(Data entries)
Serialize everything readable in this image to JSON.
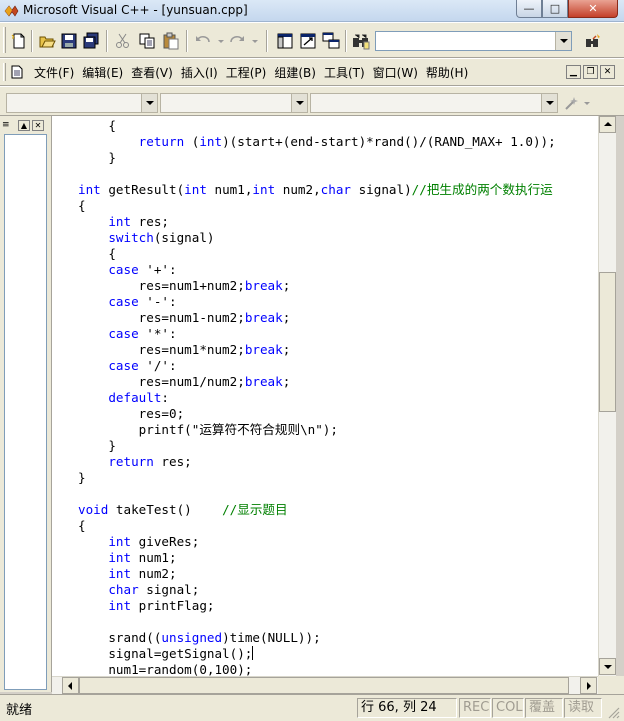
{
  "window": {
    "title": "Microsoft Visual C++ - [yunsuan.cpp]",
    "controls": {
      "minimize": "—",
      "maximize": "□",
      "close": "✕"
    }
  },
  "menu": {
    "items": [
      "文件(F)",
      "编辑(E)",
      "查看(V)",
      "插入(I)",
      "工程(P)",
      "组建(B)",
      "工具(T)",
      "窗口(W)",
      "帮助(H)"
    ]
  },
  "toolbar": {
    "find_value": "",
    "icons": [
      "new-file-icon",
      "open-folder-icon",
      "save-icon",
      "save-all-icon",
      "cut-icon",
      "copy-icon",
      "paste-icon",
      "undo-icon",
      "redo-icon",
      "workspace-icon",
      "output-icon",
      "window-list-icon",
      "find-in-files-icon",
      "find-icon"
    ]
  },
  "editor": {
    "lines": [
      [
        {
          "t": "    {"
        }
      ],
      [
        {
          "t": "        "
        },
        {
          "t": "return",
          "k": "kw"
        },
        {
          "t": " ("
        },
        {
          "t": "int",
          "k": "kw"
        },
        {
          "t": ")(start+(end-start)*rand()/(RAND_MAX+ 1.0));"
        }
      ],
      [
        {
          "t": "    }"
        }
      ],
      [
        {
          "t": ""
        }
      ],
      [
        {
          "t": "int",
          "k": "kw"
        },
        {
          "t": " getResult("
        },
        {
          "t": "int",
          "k": "kw"
        },
        {
          "t": " num1,"
        },
        {
          "t": "int",
          "k": "kw"
        },
        {
          "t": " num2,"
        },
        {
          "t": "char",
          "k": "kw"
        },
        {
          "t": " signal)"
        },
        {
          "t": "//把生成的两个数执行运",
          "k": "cm"
        }
      ],
      [
        {
          "t": "{"
        }
      ],
      [
        {
          "t": "    "
        },
        {
          "t": "int",
          "k": "kw"
        },
        {
          "t": " res;"
        }
      ],
      [
        {
          "t": "    "
        },
        {
          "t": "switch",
          "k": "kw"
        },
        {
          "t": "(signal)"
        }
      ],
      [
        {
          "t": "    {"
        }
      ],
      [
        {
          "t": "    "
        },
        {
          "t": "case",
          "k": "kw"
        },
        {
          "t": " '+':"
        }
      ],
      [
        {
          "t": "        res=num1+num2;"
        },
        {
          "t": "break",
          "k": "kw"
        },
        {
          "t": ";"
        }
      ],
      [
        {
          "t": "    "
        },
        {
          "t": "case",
          "k": "kw"
        },
        {
          "t": " '-':"
        }
      ],
      [
        {
          "t": "        res=num1-num2;"
        },
        {
          "t": "break",
          "k": "kw"
        },
        {
          "t": ";"
        }
      ],
      [
        {
          "t": "    "
        },
        {
          "t": "case",
          "k": "kw"
        },
        {
          "t": " '*':"
        }
      ],
      [
        {
          "t": "        res=num1*num2;"
        },
        {
          "t": "break",
          "k": "kw"
        },
        {
          "t": ";"
        }
      ],
      [
        {
          "t": "    "
        },
        {
          "t": "case",
          "k": "kw"
        },
        {
          "t": " '/':"
        }
      ],
      [
        {
          "t": "        res=num1/num2;"
        },
        {
          "t": "break",
          "k": "kw"
        },
        {
          "t": ";"
        }
      ],
      [
        {
          "t": "    "
        },
        {
          "t": "default",
          "k": "kw"
        },
        {
          "t": ":"
        }
      ],
      [
        {
          "t": "        res=0;"
        }
      ],
      [
        {
          "t": "        printf(\"运算符不符合规则\\n\");"
        }
      ],
      [
        {
          "t": "    }"
        }
      ],
      [
        {
          "t": "    "
        },
        {
          "t": "return",
          "k": "kw"
        },
        {
          "t": " res;"
        }
      ],
      [
        {
          "t": "}"
        }
      ],
      [
        {
          "t": ""
        }
      ],
      [
        {
          "t": "void",
          "k": "kw"
        },
        {
          "t": " takeTest()    "
        },
        {
          "t": "//显示题目",
          "k": "cm"
        }
      ],
      [
        {
          "t": "{"
        }
      ],
      [
        {
          "t": "    "
        },
        {
          "t": "int",
          "k": "kw"
        },
        {
          "t": " giveRes;"
        }
      ],
      [
        {
          "t": "    "
        },
        {
          "t": "int",
          "k": "kw"
        },
        {
          "t": " num1;"
        }
      ],
      [
        {
          "t": "    "
        },
        {
          "t": "int",
          "k": "kw"
        },
        {
          "t": " num2;"
        }
      ],
      [
        {
          "t": "    "
        },
        {
          "t": "char",
          "k": "kw"
        },
        {
          "t": " signal;"
        }
      ],
      [
        {
          "t": "    "
        },
        {
          "t": "int",
          "k": "kw"
        },
        {
          "t": " printFlag;"
        }
      ],
      [
        {
          "t": ""
        }
      ],
      [
        {
          "t": "    srand(("
        },
        {
          "t": "unsigned",
          "k": "kw"
        },
        {
          "t": ")time(NULL));"
        }
      ],
      [
        {
          "t": "    signal=getSignal();"
        },
        {
          "t": "",
          "k": "caret"
        }
      ],
      [
        {
          "t": "    num1=random(0,100);"
        }
      ]
    ]
  },
  "statusbar": {
    "ready": "就绪",
    "position": "行 66, 列 24",
    "rec": "REC",
    "col": "COL",
    "ovr": "覆盖",
    "read": "读取"
  }
}
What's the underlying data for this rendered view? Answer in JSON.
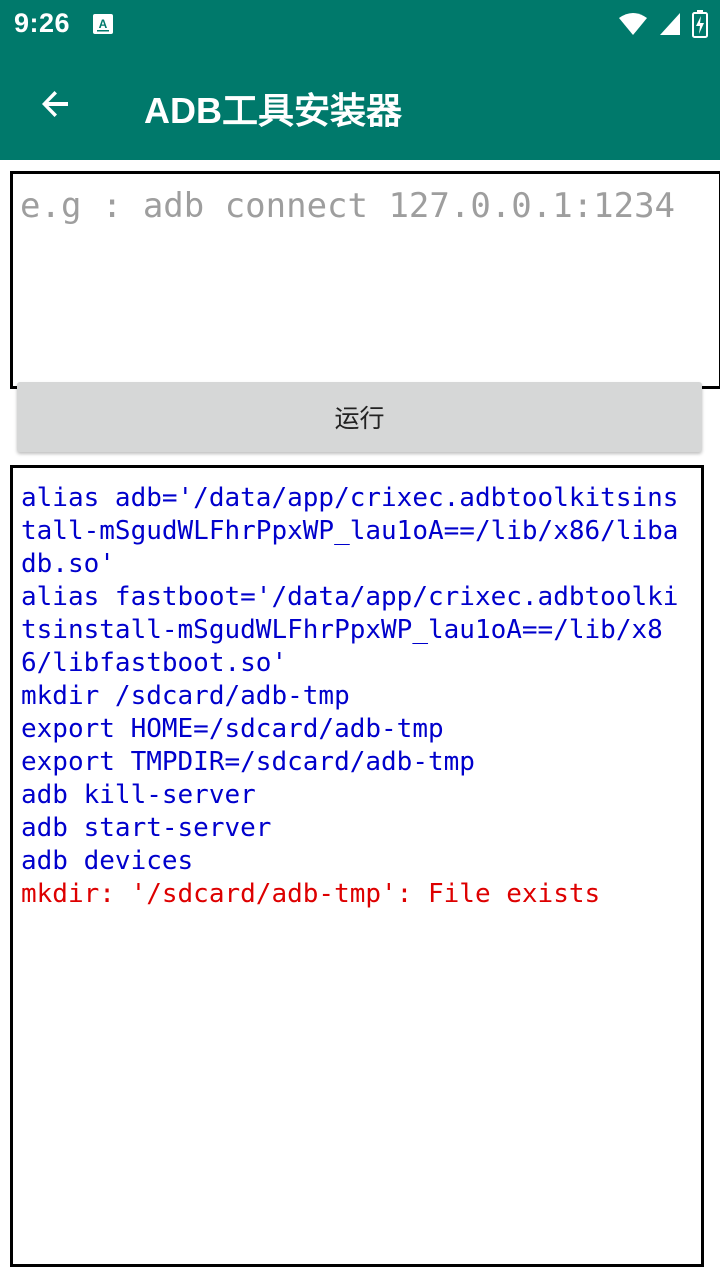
{
  "status_bar": {
    "time": "9:26",
    "icons": [
      "notification-a-icon",
      "wifi-icon",
      "signal-icon",
      "battery-charging-icon"
    ]
  },
  "toolbar": {
    "title": "ADB工具安装器",
    "back_icon": "arrow-back-icon"
  },
  "command_input": {
    "value": "",
    "placeholder": "e.g : adb connect 127.0.0.1:1234"
  },
  "run_button": {
    "label": "运行"
  },
  "output": {
    "lines": [
      {
        "text": "alias adb='/data/app/crixec.adbtoolkitsinstall-mSgudWLFhrPpxWP_lau1oA==/lib/x86/libadb.so'",
        "color": "#0000cc"
      },
      {
        "text": "alias fastboot='/data/app/crixec.adbtoolkitsinstall-mSgudWLFhrPpxWP_lau1oA==/lib/x86/libfastboot.so'",
        "color": "#0000cc"
      },
      {
        "text": "mkdir /sdcard/adb-tmp",
        "color": "#0000cc"
      },
      {
        "text": "export HOME=/sdcard/adb-tmp",
        "color": "#0000cc"
      },
      {
        "text": "export TMPDIR=/sdcard/adb-tmp",
        "color": "#0000cc"
      },
      {
        "text": "adb kill-server",
        "color": "#0000cc"
      },
      {
        "text": "adb start-server",
        "color": "#0000cc"
      },
      {
        "text": "adb devices",
        "color": "#0000cc"
      },
      {
        "text": "mkdir: '/sdcard/adb-tmp': File exists",
        "color": "#dd0000"
      }
    ]
  },
  "colors": {
    "primary": "#00796b",
    "command_text": "#0000cc",
    "error_text": "#dd0000"
  }
}
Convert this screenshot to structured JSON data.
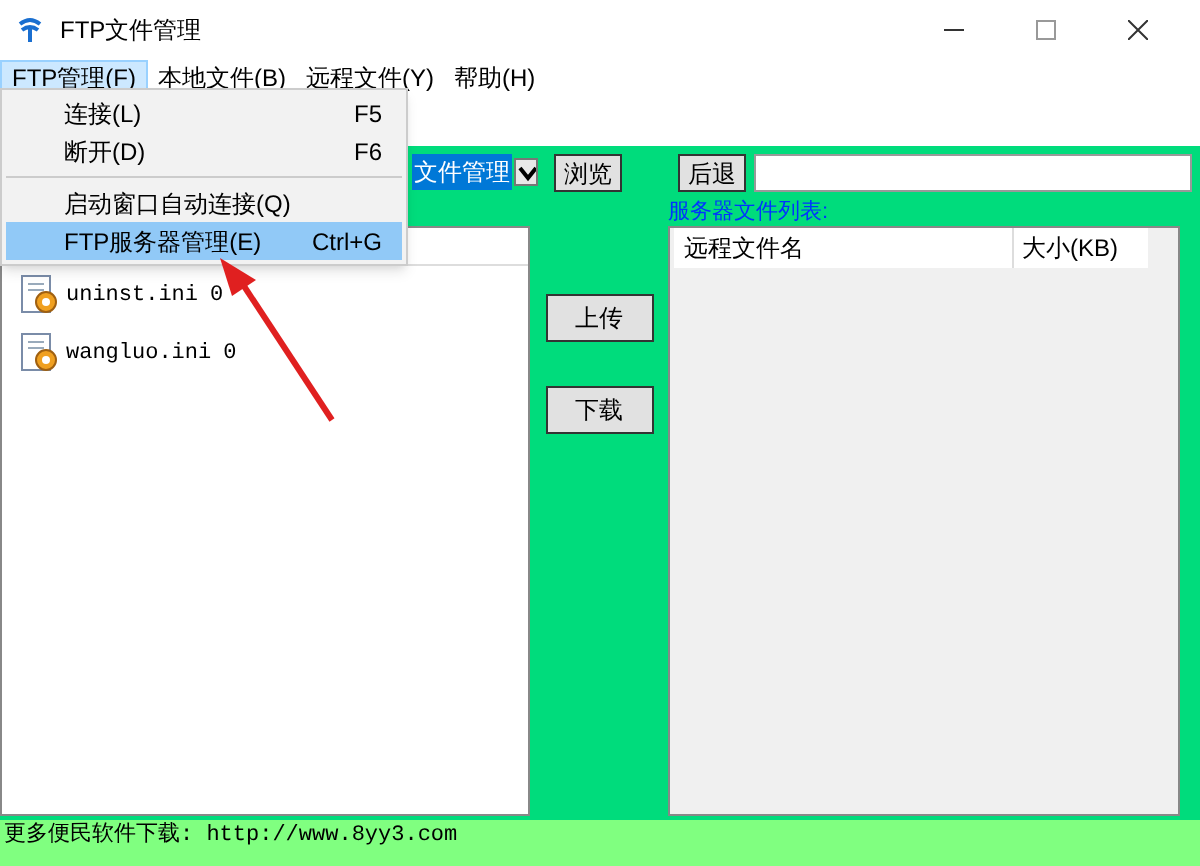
{
  "window": {
    "title": "FTP文件管理"
  },
  "menu_bar": [
    {
      "label": "FTP管理(F)",
      "selected": true
    },
    {
      "label": "本地文件(B)",
      "selected": false
    },
    {
      "label": "远程文件(Y)",
      "selected": false
    },
    {
      "label": "帮助(H)",
      "selected": false
    }
  ],
  "dropdown_menu": [
    {
      "label": "连接(L)",
      "shortcut": "F5",
      "selected": false,
      "separator_after": false
    },
    {
      "label": "断开(D)",
      "shortcut": "F6",
      "selected": false,
      "separator_after": true
    },
    {
      "label": "启动窗口自动连接(Q)",
      "selected": false,
      "separator_after": false
    },
    {
      "label": "FTP服务器管理(E)",
      "shortcut": "Ctrl+G",
      "selected": true,
      "separator_after": false
    }
  ],
  "local": {
    "path_value": "文件管理",
    "browse_button": "浏览",
    "files": [
      {
        "name": "uninst.ini",
        "size": "0"
      },
      {
        "name": "wangluo.ini",
        "size": "0"
      }
    ]
  },
  "transfer_buttons": [
    "上传",
    "下载"
  ],
  "remote": {
    "back_button": "后退",
    "list_label": "服务器文件列表:",
    "columns": [
      "远程文件名",
      "大小(KB)"
    ]
  },
  "status_bar": "更多便民软件下载: http://www.8yy3.com"
}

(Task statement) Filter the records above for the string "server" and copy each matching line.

(Written reply)
        "text": "adb kill-server",
        "text": "adb start-server",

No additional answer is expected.